Team finds surprising trigger for multiple sclerosis

A de-myelinated lesion (center) amid a field of normal neurons (green). (Credit: Maria Traka)

The death of brain cells that make the insulation around nerve fibers, called myelin, can trigger symptoms seen in multiple sclerosis (MS), a study with mice shows.

It’s possible to prevent the reaction, even after the death of those brain cells, with specially developed nanoparticle, researchers say. The nanoparticles are being developed for clinical trials that could lead to new treatments—without the side effects of current therapies—in adults.

“Protecting these cells in susceptible individuals might help delay or prevent MS.”
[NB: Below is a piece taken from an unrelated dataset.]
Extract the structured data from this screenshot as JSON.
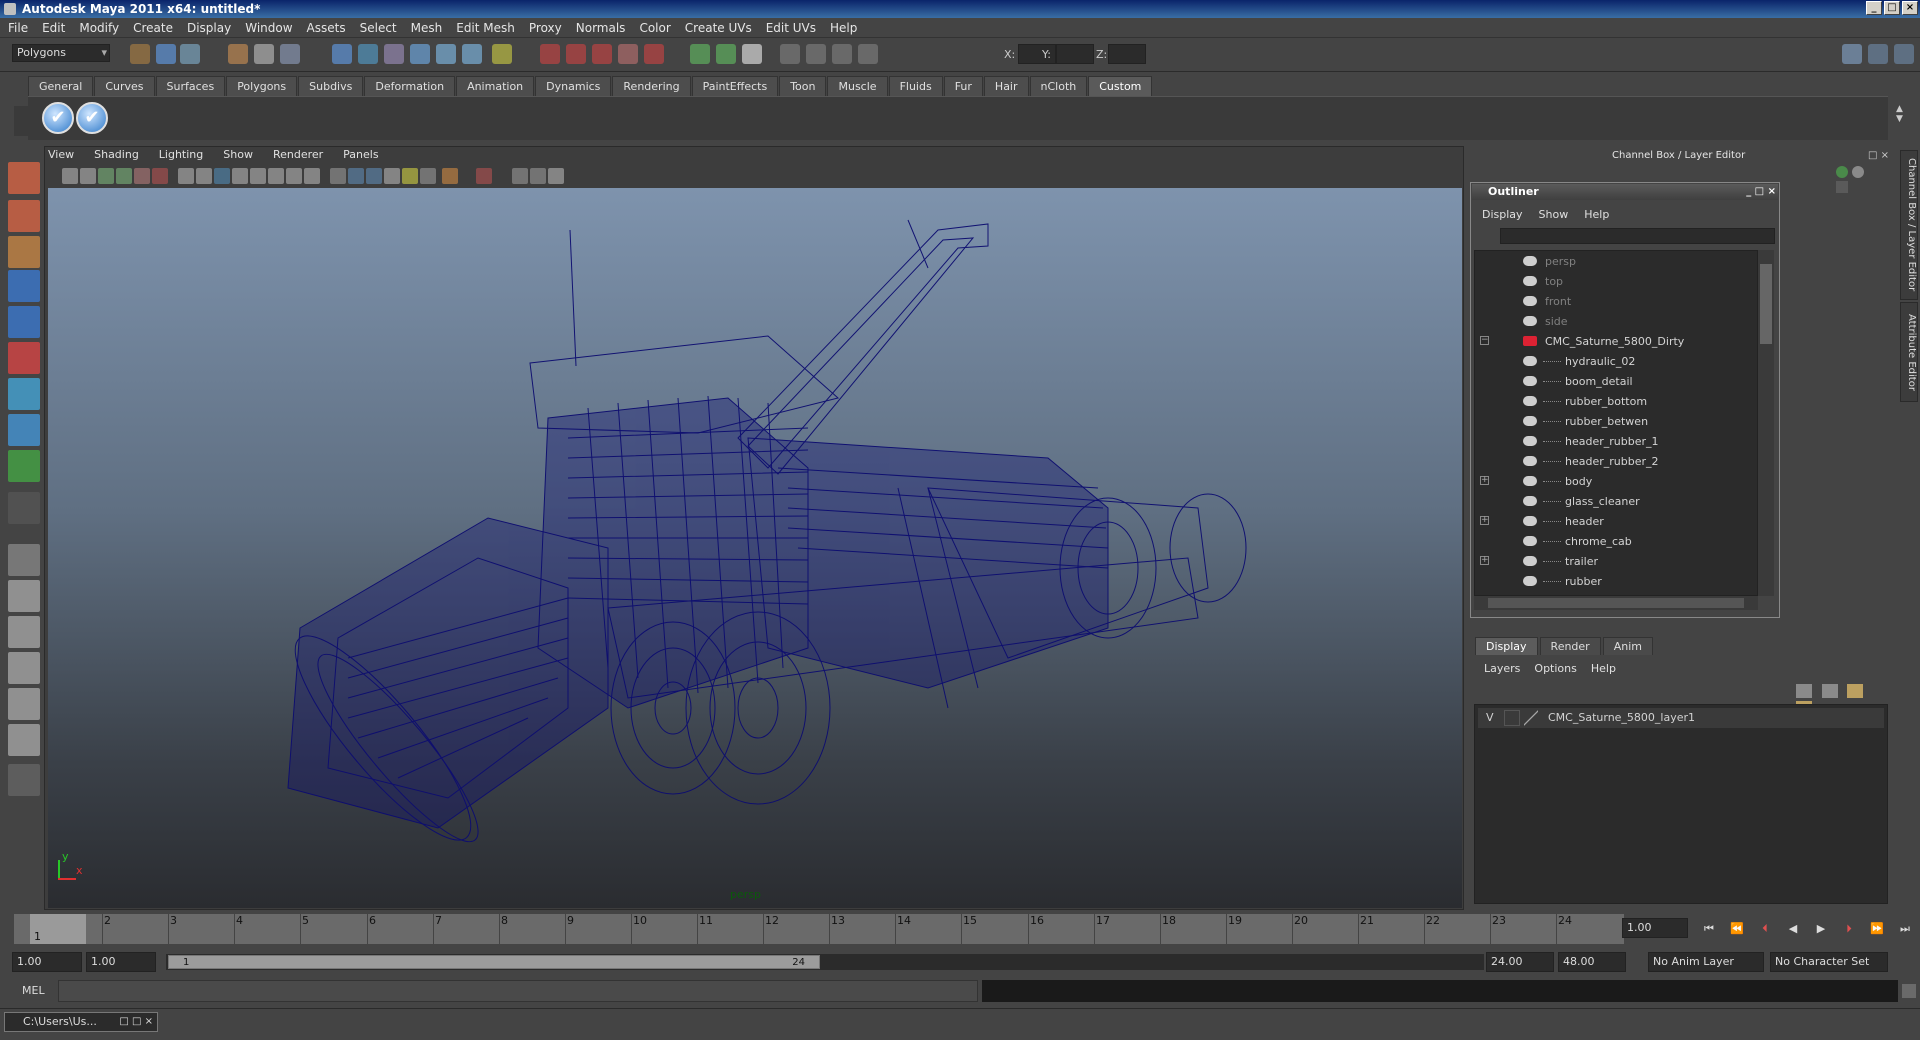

“Although this was a study in mice, we’ve shown for the first time one possible mechanism that can trigger MS—the death of the cells responsible for generating myelin can lead to the activation of an autoimmune response against myelin,” says Brian Popko, a professor of neurological disorders at the University of Chicago and co-senior author of the study. “Protecting these cells in susceptible individuals might help delay or prevent MS.”

Myelin is the insulating sheath around nerve fibers that enables nerve impulses to be transmitted. The death of the cells that make myelin, called oligodendrocytes, can activate the autoimmune response against myelin, which is the main feature of MS.

Oligodendrocytes can possibly be destroyed by developmental abnormalities, viruses, bacterial toxins, or environmental pollutants.

The scientists also developed the first mouse model of the progressive form of the autoimmune disease, which will enable the testing of new drugs against progressive MS. In the study, nanoparticles creating tolerance to the myelin antigen were administered and prevented progressive MS from developing.

Early intervention may be key

The nanoparticle technology was developed in the lab of Stephen Miller, a research professor at Northwestern University Feinberg School of Medicine, and has been licensed to Cour Pharmaceutical Development Company, which is developing the technology for human trials in autoimmune disease.

“We’re encouraged that immune tolerance induced with nanoparticles could stop disease progression in a model of chronic MS as efficiently as it can in progressive-remitting models of MS,” says Miller.

The timing of therapy is important, Popko points out.

“It’s likely that therapeutic strategies that intervene early in the disease process will have greater impact.”

Whole new model of MS

In the experiment, scientists developed a genetically engineered mouse model in which the oligodendrocytes died, affecting the animals’ ability to walk. The central nervous system regenerated the myelin-producing cells, enabling the mice to walk again. But about six months later, the MS-like disease came barreling back. This demonstrated the scientists’ theory that the death of oligodendrocytes can initiate MS. In humans, the scientists posit, the disease develops years after the initial injury to the brain.

The current prevailing theory is that an event outside of the nervous system triggers MS in susceptible individuals who may have a genetic predisposition to the disease. In these individuals, the immune cells that normally fight infections confuse a component of the myelin sheath as foreign.

[Slightest change makes myelin come unglued]

These confused immune cells enter the brain and begin their mistaken attack on myelin, thus initiating MS.

But the new study demonstrates the possibility that MS can begin from the inside out, in which damage to oligodendrocytes in the central nervous system can trigger an immune response directly. Oligodendrocytes are responsible for the maintenance of myelin. If they die, the myelin sheath falls apart.

The inside-out hypothesis suggests that when myelin falls apart, the products of its degradation are presented to the immune system as foreign bodies or antigens. The immune system then erroneously views them as invaders and begins a full-scale attack on myelin, initiating MS.

Grants from the Myelin Repair Foundation and the National Multiple Sclerosis Society funded the study, which appears in Nature Neuroscience.

Miller, a founder and chief of the scientific advisory board of Cour Pharmaceutical, does not receive financial compensation from the company.

Source: Marla Paul for Northwestern University and Kevin Jiang for the University of Chicago